The implementation of these models or a combination of them will allow jurisdictions to remove or lower the VAT exemption thresholds.  However it is recognized that for this to happen, any reform to improve the efficiency of the collection of vat on the importation of low value goods must be complemented with appropriate risk assessment and enhanced international administrative cooperation between tax authorities so as to enforce compliance.

In our last two articles, we shall be focusing our attention on

  1. the second challenge for vat systems, in particular where products are acquired by private consumers from non-resident suppliers i.e. the strong growth in the trade of services and intangibles, particularly sales to private consumers, on which often no or an inappropriately low amount of vat is levied;
  2. The manner in which the second challenge will be addressed.

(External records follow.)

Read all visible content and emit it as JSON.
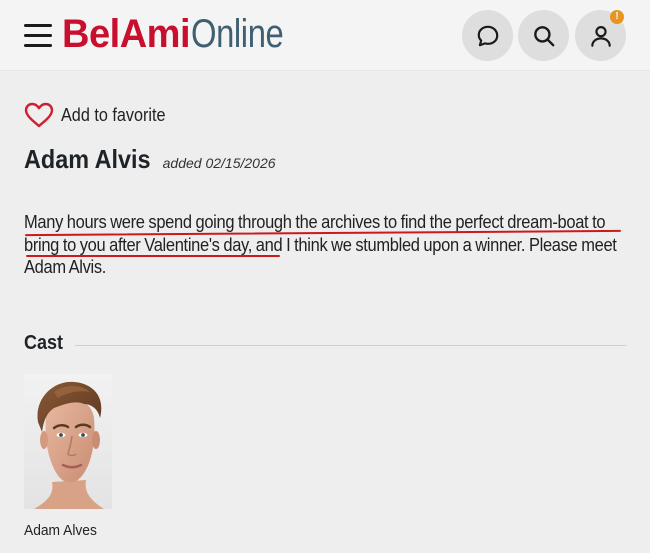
{
  "header": {
    "logo_part1": "BelAmi",
    "logo_part2": "Online",
    "brand_red": "#c8102e",
    "brand_slate": "#3f5f73",
    "menu_icon": "hamburger-menu-icon",
    "chat_icon": "chat-bubble-icon",
    "search_icon": "search-icon",
    "user_icon": "user-icon",
    "notification_badge": "!",
    "badge_color": "#e8951f"
  },
  "favorite": {
    "icon": "heart-outline-icon",
    "label": "Add to favorite"
  },
  "model": {
    "name": "Adam Alvis",
    "added": "added 02/15/2026"
  },
  "description": "Many hours were spend going through the archives to find the perfect dream-boat to bring to you after Valentine's day, and I think we stumbled upon a winner. Please meet Adam Alvis.",
  "cast": {
    "heading": "Cast",
    "members": [
      {
        "name": "Adam Alves"
      }
    ]
  }
}
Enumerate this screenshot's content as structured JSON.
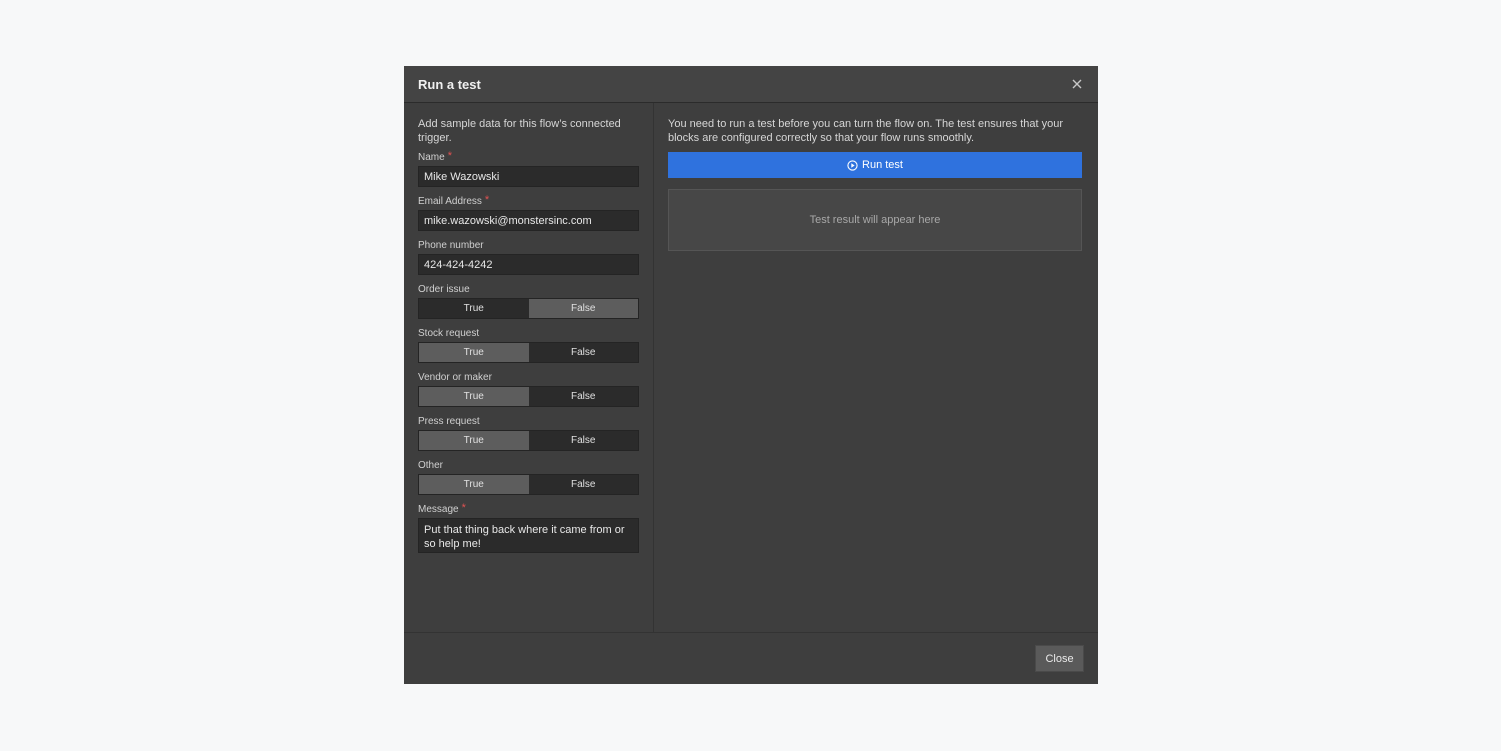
{
  "modal": {
    "title": "Run a test",
    "close_icon": "close-icon"
  },
  "form": {
    "intro": "Add sample data for this flow’s connected trigger.",
    "required_marker": "*",
    "name": {
      "label": "Name",
      "value": "Mike Wazowski"
    },
    "email": {
      "label": "Email Address",
      "value": "mike.wazowski@monstersinc.com"
    },
    "phone": {
      "label": "Phone number",
      "value": "424-424-4242"
    },
    "order_issue": {
      "label": "Order issue",
      "true_label": "True",
      "false_label": "False",
      "selected": "False"
    },
    "stock_request": {
      "label": "Stock request",
      "true_label": "True",
      "false_label": "False",
      "selected": "True"
    },
    "vendor_or_maker": {
      "label": "Vendor or maker",
      "true_label": "True",
      "false_label": "False",
      "selected": "True"
    },
    "press_request": {
      "label": "Press request",
      "true_label": "True",
      "false_label": "False",
      "selected": "True"
    },
    "other": {
      "label": "Other",
      "true_label": "True",
      "false_label": "False",
      "selected": "True"
    },
    "message": {
      "label": "Message",
      "value": "Put that thing back where it came from or so help me!"
    }
  },
  "right": {
    "info": "You need to run a test before you can turn the flow on. The test ensures that your blocks are configured correctly so that your flow runs smoothly.",
    "run_button": "Run test",
    "run_icon": "play-circle-icon",
    "result_placeholder": "Test result will appear here"
  },
  "footer": {
    "close_label": "Close"
  },
  "colors": {
    "primary": "#2f72de",
    "required": "#e05252",
    "toggle_active": "#5d5d5d"
  }
}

These last two articles will bring to an end our articles in a series of articles which the tax team of ACT has written on addressing the tax challenges of the digital economy. 

How can we help?  

For further information, please contact one of the firm’s tax partners, Stephen Balzan on [email protected] or Elaine Camilleri [email protected]. ACT can help you understand the changes to the tax rules and how these can impact your business.  

Apart from its offices in St. Julian’s Malta, ACT operates from a second office in Gozo, which is situated in the capital city of Victoria.  For an appointment in our Gozo office, please call on 00356 21378672 or send us an email on [email protected]. 

Disclaimer: This article contains general information only and is not intended to address the circumstances of any particular individual or entity. ACT, by means of this article is not rendering any accounting, business, financial, investment, legal, tax, or other professional advice or service. This article is not a substitute for such professional advice, nor should it be used as a basis for any decision or action that may affect your finances or your business. Although we endeavour to provide accurate and timely information, there can be no guarantee that such information is accurate as of the date it is received or that it will continue to be accurate in the future. Before making any decisions or before taking any action that may affect your finances or your business, you should consult a qualified professional adviser. ACT shall not be responsible for any loss whatsoever sustained by any person who relies on this article.